EXERCISE MATERIALS Start Marker

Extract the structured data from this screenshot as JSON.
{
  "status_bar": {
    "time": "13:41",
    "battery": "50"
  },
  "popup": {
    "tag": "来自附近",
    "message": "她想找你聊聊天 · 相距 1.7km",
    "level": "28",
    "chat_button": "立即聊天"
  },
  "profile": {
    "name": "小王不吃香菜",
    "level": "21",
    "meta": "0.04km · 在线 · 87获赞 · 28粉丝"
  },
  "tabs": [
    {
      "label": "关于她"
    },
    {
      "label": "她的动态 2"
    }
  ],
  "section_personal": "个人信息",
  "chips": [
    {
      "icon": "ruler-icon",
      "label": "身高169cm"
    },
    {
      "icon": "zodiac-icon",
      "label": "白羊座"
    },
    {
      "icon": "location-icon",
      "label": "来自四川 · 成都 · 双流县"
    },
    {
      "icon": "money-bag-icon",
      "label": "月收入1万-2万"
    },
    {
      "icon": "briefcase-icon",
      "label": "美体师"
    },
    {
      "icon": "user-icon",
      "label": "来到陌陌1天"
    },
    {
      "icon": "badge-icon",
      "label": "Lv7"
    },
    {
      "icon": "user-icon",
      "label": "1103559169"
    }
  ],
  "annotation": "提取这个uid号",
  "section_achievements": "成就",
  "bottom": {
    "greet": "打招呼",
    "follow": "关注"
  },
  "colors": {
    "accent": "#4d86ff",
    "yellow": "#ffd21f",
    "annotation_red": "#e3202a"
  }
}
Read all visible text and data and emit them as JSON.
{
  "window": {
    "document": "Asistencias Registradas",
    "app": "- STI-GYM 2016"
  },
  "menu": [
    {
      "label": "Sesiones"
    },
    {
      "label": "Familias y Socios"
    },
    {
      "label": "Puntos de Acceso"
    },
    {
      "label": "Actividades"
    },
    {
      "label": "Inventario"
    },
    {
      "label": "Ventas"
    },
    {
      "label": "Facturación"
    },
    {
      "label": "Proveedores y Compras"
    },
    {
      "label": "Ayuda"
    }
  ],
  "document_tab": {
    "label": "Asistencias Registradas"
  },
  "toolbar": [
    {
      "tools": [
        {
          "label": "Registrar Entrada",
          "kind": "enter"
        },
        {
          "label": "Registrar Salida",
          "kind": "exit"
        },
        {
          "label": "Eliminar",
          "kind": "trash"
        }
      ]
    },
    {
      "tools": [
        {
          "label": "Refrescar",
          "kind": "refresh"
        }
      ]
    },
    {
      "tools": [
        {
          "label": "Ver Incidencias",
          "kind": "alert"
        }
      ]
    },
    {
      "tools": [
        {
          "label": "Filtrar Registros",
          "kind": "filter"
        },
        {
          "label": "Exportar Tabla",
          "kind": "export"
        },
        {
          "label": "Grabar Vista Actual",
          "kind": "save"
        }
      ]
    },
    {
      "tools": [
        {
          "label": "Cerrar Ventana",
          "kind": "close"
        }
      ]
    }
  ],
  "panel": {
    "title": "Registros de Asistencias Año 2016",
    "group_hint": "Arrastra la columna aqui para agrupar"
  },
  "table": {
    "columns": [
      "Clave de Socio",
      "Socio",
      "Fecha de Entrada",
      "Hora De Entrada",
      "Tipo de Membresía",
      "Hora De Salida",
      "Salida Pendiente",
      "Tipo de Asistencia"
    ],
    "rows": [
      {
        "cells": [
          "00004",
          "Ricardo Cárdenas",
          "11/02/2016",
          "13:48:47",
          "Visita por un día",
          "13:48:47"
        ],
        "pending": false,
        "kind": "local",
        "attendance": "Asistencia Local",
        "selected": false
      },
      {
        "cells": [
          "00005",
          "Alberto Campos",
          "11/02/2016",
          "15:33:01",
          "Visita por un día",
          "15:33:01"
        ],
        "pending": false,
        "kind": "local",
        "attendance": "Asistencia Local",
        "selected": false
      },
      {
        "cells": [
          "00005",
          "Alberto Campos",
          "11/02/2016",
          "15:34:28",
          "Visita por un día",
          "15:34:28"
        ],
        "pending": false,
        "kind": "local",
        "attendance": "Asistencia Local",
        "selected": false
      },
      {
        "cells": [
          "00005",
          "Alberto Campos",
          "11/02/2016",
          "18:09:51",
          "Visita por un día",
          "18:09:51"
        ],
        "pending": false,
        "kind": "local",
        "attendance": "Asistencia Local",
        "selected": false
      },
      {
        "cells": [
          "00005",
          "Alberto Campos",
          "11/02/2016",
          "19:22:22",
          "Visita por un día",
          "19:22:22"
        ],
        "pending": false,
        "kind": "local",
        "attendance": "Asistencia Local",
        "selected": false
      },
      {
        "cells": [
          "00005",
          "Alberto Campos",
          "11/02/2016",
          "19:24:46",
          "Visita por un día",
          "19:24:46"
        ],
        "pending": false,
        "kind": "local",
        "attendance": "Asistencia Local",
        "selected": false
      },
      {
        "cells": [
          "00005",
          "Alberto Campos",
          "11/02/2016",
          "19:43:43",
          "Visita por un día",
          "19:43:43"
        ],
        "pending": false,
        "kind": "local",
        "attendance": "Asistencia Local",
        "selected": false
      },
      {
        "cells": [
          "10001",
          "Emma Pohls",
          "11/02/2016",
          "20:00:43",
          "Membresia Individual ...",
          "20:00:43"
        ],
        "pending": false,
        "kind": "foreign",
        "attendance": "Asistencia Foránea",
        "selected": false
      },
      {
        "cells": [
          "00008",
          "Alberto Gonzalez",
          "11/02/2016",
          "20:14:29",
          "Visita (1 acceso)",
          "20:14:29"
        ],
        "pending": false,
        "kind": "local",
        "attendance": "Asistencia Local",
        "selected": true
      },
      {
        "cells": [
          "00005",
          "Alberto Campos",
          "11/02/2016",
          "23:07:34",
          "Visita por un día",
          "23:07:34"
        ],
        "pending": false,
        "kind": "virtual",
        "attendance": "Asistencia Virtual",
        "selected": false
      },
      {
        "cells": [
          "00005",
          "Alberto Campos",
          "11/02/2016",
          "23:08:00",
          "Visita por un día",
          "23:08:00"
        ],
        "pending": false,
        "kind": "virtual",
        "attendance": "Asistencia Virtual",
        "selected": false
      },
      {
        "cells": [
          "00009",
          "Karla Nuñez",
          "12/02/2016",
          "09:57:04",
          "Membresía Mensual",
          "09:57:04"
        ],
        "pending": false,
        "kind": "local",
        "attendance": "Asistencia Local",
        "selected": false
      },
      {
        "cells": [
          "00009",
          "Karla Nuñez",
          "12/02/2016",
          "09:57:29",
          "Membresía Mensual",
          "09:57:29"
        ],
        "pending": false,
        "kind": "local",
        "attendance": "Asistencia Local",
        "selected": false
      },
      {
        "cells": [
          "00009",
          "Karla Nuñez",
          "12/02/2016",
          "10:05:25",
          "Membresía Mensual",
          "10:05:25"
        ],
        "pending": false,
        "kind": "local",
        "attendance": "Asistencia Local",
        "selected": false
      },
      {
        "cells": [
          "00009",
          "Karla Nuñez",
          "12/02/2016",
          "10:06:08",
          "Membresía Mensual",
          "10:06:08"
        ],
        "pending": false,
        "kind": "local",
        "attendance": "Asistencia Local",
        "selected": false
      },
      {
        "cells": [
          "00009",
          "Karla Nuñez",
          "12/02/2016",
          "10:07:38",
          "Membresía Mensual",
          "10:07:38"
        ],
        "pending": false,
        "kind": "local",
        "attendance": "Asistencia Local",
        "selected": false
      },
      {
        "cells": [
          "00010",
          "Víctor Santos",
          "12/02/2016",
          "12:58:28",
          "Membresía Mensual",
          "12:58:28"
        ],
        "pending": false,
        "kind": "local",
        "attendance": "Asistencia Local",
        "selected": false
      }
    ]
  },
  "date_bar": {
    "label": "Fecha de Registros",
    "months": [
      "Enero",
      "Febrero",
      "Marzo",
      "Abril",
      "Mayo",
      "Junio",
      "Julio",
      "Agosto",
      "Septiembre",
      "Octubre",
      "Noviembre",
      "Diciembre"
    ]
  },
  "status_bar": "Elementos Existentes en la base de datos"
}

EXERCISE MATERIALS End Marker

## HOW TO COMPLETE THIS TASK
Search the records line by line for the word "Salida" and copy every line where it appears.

## EXERCISE OUTPUT
          "label": "Registrar Salida",
      "Hora De Salida",
      "Salida Pendiente",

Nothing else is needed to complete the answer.